- **Data for this exercise**
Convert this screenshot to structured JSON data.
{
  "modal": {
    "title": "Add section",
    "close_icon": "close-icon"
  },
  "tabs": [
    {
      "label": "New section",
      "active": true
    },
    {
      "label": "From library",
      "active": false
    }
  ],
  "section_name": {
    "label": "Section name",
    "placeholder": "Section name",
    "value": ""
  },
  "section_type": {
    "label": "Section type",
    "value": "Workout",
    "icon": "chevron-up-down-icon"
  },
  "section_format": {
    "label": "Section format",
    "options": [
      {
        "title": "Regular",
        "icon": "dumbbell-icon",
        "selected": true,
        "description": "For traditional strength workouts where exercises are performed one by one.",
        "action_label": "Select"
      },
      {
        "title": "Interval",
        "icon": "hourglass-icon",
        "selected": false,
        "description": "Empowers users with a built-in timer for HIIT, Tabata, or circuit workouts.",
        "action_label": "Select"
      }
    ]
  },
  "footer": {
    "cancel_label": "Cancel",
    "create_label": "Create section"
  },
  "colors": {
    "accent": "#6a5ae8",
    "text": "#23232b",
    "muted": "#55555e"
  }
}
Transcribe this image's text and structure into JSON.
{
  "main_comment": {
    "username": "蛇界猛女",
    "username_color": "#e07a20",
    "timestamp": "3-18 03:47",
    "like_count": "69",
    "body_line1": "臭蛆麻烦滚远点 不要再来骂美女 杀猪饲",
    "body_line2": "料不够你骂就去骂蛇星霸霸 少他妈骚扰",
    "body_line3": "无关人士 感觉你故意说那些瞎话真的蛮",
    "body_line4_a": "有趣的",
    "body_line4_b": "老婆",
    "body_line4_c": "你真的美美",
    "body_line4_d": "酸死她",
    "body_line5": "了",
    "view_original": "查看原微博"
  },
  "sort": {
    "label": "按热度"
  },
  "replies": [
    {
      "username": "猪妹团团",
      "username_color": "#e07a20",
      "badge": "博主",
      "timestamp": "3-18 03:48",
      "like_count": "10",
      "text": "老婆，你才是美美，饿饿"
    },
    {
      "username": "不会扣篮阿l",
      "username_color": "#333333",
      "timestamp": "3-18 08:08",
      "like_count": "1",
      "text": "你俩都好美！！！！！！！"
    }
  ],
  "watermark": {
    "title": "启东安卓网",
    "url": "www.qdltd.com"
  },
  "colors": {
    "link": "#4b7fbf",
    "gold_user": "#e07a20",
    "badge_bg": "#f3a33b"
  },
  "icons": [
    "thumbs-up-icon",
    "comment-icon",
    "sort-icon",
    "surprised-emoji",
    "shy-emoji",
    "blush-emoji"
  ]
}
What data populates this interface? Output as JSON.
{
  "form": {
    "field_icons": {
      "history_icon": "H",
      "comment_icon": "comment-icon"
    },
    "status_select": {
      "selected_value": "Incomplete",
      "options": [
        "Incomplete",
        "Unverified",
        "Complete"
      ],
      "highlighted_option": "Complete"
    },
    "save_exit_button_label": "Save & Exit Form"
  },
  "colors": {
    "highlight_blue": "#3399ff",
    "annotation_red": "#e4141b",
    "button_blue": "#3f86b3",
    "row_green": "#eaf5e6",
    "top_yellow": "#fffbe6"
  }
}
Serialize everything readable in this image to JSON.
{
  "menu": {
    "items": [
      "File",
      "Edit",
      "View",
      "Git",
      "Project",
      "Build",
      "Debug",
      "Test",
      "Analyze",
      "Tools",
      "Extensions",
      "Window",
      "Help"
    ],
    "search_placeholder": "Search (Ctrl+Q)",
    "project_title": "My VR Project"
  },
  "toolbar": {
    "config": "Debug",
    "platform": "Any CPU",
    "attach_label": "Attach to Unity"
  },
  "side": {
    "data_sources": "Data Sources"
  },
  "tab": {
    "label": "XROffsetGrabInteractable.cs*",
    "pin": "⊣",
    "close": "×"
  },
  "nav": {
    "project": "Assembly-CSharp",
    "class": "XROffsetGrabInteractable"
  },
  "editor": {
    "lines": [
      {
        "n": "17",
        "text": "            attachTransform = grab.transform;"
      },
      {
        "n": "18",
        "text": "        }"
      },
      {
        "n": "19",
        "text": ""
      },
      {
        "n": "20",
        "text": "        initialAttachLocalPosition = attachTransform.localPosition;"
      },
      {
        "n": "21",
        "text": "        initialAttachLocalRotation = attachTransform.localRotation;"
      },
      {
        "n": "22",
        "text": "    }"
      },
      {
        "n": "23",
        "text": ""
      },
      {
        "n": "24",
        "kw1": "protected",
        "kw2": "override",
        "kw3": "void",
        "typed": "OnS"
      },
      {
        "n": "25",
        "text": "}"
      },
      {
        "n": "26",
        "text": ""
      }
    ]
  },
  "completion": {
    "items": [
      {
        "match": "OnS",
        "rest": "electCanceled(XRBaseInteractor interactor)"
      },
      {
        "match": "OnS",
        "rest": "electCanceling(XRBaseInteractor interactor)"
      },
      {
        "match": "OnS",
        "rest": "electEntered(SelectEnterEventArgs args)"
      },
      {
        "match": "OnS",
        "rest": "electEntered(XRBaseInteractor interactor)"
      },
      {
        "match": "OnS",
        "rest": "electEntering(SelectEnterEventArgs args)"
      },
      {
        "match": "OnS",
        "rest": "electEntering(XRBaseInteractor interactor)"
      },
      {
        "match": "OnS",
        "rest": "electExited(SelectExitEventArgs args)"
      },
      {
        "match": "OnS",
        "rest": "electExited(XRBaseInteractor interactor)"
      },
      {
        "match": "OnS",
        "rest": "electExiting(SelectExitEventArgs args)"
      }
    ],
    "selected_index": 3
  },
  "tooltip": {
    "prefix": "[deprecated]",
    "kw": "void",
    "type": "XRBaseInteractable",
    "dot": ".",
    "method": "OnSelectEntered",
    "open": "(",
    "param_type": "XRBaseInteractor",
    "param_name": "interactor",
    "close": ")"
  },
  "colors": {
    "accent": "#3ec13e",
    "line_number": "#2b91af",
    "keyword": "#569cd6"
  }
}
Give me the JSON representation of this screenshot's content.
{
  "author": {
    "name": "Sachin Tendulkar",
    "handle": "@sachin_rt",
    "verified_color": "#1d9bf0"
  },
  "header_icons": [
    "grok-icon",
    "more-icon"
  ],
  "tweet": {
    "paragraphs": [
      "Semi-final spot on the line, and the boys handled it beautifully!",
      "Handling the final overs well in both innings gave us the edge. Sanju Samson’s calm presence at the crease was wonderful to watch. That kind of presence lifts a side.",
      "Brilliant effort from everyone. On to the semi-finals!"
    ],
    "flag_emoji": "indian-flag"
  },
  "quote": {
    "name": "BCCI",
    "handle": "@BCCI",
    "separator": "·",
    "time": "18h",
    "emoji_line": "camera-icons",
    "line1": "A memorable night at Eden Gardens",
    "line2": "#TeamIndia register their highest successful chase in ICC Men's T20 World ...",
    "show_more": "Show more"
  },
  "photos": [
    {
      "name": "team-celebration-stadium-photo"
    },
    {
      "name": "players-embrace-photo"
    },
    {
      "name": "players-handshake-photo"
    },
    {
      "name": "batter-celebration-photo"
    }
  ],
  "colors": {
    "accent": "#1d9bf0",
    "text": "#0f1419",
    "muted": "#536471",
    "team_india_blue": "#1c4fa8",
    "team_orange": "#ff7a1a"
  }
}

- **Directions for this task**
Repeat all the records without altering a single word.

- **Final answer**
Convert this screenshot to structured JSON data.
{
  "modal": {
    "title": "Add section",
    "close_icon": "close-icon"
  },
  "tabs": [
    {
      "label": "New section",
      "active": true
    },
    {
      "label": "From library",
      "active": false
    }
  ],
  "section_name": {
    "label": "Section name",
    "placeholder": "Section name",
    "value": ""
  },
  "section_type": {
    "label": "Section type",
    "value": "Workout",
    "icon": "chevron-up-down-icon"
  },
  "section_format": {
    "label": "Section format",
    "options": [
      {
        "title": "Regular",
        "icon": "dumbbell-icon",
        "selected": true,
        "description": "For traditional strength workouts where exercises are performed one by one.",
        "action_label": "Select"
      },
      {
        "title": "Interval",
        "icon": "hourglass-icon",
        "selected": false,
        "description": "Empowers users with a built-in timer for HIIT, Tabata, or circuit workouts.",
        "action_label": "Select"
      }
    ]
  },
  "footer": {
    "cancel_label": "Cancel",
    "create_label": "Create section"
  },
  "colors": {
    "accent": "#6a5ae8",
    "text": "#23232b",
    "muted": "#55555e"
  }
}
Transcribe this image's text and structure into JSON.
{
  "main_comment": {
    "username": "蛇界猛女",
    "username_color": "#e07a20",
    "timestamp": "3-18 03:47",
    "like_count": "69",
    "body_line1": "臭蛆麻烦滚远点 不要再来骂美女 杀猪饲",
    "body_line2": "料不够你骂就去骂蛇星霸霸 少他妈骚扰",
    "body_line3": "无关人士 感觉你故意说那些瞎话真的蛮",
    "body_line4_a": "有趣的",
    "body_line4_b": "老婆",
    "body_line4_c": "你真的美美",
    "body_line4_d": "酸死她",
    "body_line5": "了",
    "view_original": "查看原微博"
  },
  "sort": {
    "label": "按热度"
  },
  "replies": [
    {
      "username": "猪妹团团",
      "username_color": "#e07a20",
      "badge": "博主",
      "timestamp": "3-18 03:48",
      "like_count": "10",
      "text": "老婆，你才是美美，饿饿"
    },
    {
      "username": "不会扣篮阿l",
      "username_color": "#333333",
      "timestamp": "3-18 08:08",
      "like_count": "1",
      "text": "你俩都好美！！！！！！！"
    }
  ],
  "watermark": {
    "title": "启东安卓网",
    "url": "www.qdltd.com"
  },
  "colors": {
    "link": "#4b7fbf",
    "gold_user": "#e07a20",
    "badge_bg": "#f3a33b"
  },
  "icons": [
    "thumbs-up-icon",
    "comment-icon",
    "sort-icon",
    "surprised-emoji",
    "shy-emoji",
    "blush-emoji"
  ]
}
What data populates this interface? Output as JSON.
{
  "form": {
    "field_icons": {
      "history_icon": "H",
      "comment_icon": "comment-icon"
    },
    "status_select": {
      "selected_value": "Incomplete",
      "options": [
        "Incomplete",
        "Unverified",
        "Complete"
      ],
      "highlighted_option": "Complete"
    },
    "save_exit_button_label": "Save & Exit Form"
  },
  "colors": {
    "highlight_blue": "#3399ff",
    "annotation_red": "#e4141b",
    "button_blue": "#3f86b3",
    "row_green": "#eaf5e6",
    "top_yellow": "#fffbe6"
  }
}
Serialize everything readable in this image to JSON.
{
  "menu": {
    "items": [
      "File",
      "Edit",
      "View",
      "Git",
      "Project",
      "Build",
      "Debug",
      "Test",
      "Analyze",
      "Tools",
      "Extensions",
      "Window",
      "Help"
    ],
    "search_placeholder": "Search (Ctrl+Q)",
    "project_title": "My VR Project"
  },
  "toolbar": {
    "config": "Debug",
    "platform": "Any CPU",
    "attach_label": "Attach to Unity"
  },
  "side": {
    "data_sources": "Data Sources"
  },
  "tab": {
    "label": "XROffsetGrabInteractable.cs*",
    "pin": "⊣",
    "close": "×"
  },
  "nav": {
    "project": "Assembly-CSharp",
    "class": "XROffsetGrabInteractable"
  },
  "editor": {
    "lines": [
      {
        "n": "17",
        "text": "            attachTransform = grab.transform;"
      },
      {
        "n": "18",
        "text": "        }"
      },
      {
        "n": "19",
        "text": ""
      },
      {
        "n": "20",
        "text": "        initialAttachLocalPosition = attachTransform.localPosition;"
      },
      {
        "n": "21",
        "text": "        initialAttachLocalRotation = attachTransform.localRotation;"
      },
      {
        "n": "22",
        "text": "    }"
      },
      {
        "n": "23",
        "text": ""
      },
      {
        "n": "24",
        "kw1": "protected",
        "kw2": "override",
        "kw3": "void",
        "typed": "OnS"
      },
      {
        "n": "25",
        "text": "}"
      },
      {
        "n": "26",
        "text": ""
      }
    ]
  },
  "completion": {
    "items": [
      {
        "match": "OnS",
        "rest": "electCanceled(XRBaseInteractor interactor)"
      },
      {
        "match": "OnS",
        "rest": "electCanceling(XRBaseInteractor interactor)"
      },
      {
        "match": "OnS",
        "rest": "electEntered(SelectEnterEventArgs args)"
      },
      {
        "match": "OnS",
        "rest": "electEntered(XRBaseInteractor interactor)"
      },
      {
        "match": "OnS",
        "rest": "electEntering(SelectEnterEventArgs args)"
      },
      {
        "match": "OnS",
        "rest": "electEntering(XRBaseInteractor interactor)"
      },
      {
        "match": "OnS",
        "rest": "electExited(SelectExitEventArgs args)"
      },
      {
        "match": "OnS",
        "rest": "electExited(XRBaseInteractor interactor)"
      },
      {
        "match": "OnS",
        "rest": "electExiting(SelectExitEventArgs args)"
      }
    ],
    "selected_index": 3
  },
  "tooltip": {
    "prefix": "[deprecated]",
    "kw": "void",
    "type": "XRBaseInteractable",
    "dot": ".",
    "method": "OnSelectEntered",
    "open": "(",
    "param_type": "XRBaseInteractor",
    "param_name": "interactor",
    "close": ")"
  },
  "colors": {
    "accent": "#3ec13e",
    "line_number": "#2b91af",
    "keyword": "#569cd6"
  }
}
Give me the JSON representation of this screenshot's content.
{
  "author": {
    "name": "Sachin Tendulkar",
    "handle": "@sachin_rt",
    "verified_color": "#1d9bf0"
  },
  "header_icons": [
    "grok-icon",
    "more-icon"
  ],
  "tweet": {
    "paragraphs": [
      "Semi-final spot on the line, and the boys handled it beautifully!",
      "Handling the final overs well in both innings gave us the edge. Sanju Samson’s calm presence at the crease was wonderful to watch. That kind of presence lifts a side.",
      "Brilliant effort from everyone. On to the semi-finals!"
    ],
    "flag_emoji": "indian-flag"
  },
  "quote": {
    "name": "BCCI",
    "handle": "@BCCI",
    "separator": "·",
    "time": "18h",
    "emoji_line": "camera-icons",
    "line1": "A memorable night at Eden Gardens",
    "line2": "#TeamIndia register their highest successful chase in ICC Men's T20 World ...",
    "show_more": "Show more"
  },
  "photos": [
    {
      "name": "team-celebration-stadium-photo"
    },
    {
      "name": "players-embrace-photo"
    },
    {
      "name": "players-handshake-photo"
    },
    {
      "name": "batter-celebration-photo"
    }
  ],
  "colors": {
    "accent": "#1d9bf0",
    "text": "#0f1419",
    "muted": "#536471",
    "team_india_blue": "#1c4fa8",
    "team_orange": "#ff7a1a"
  }
}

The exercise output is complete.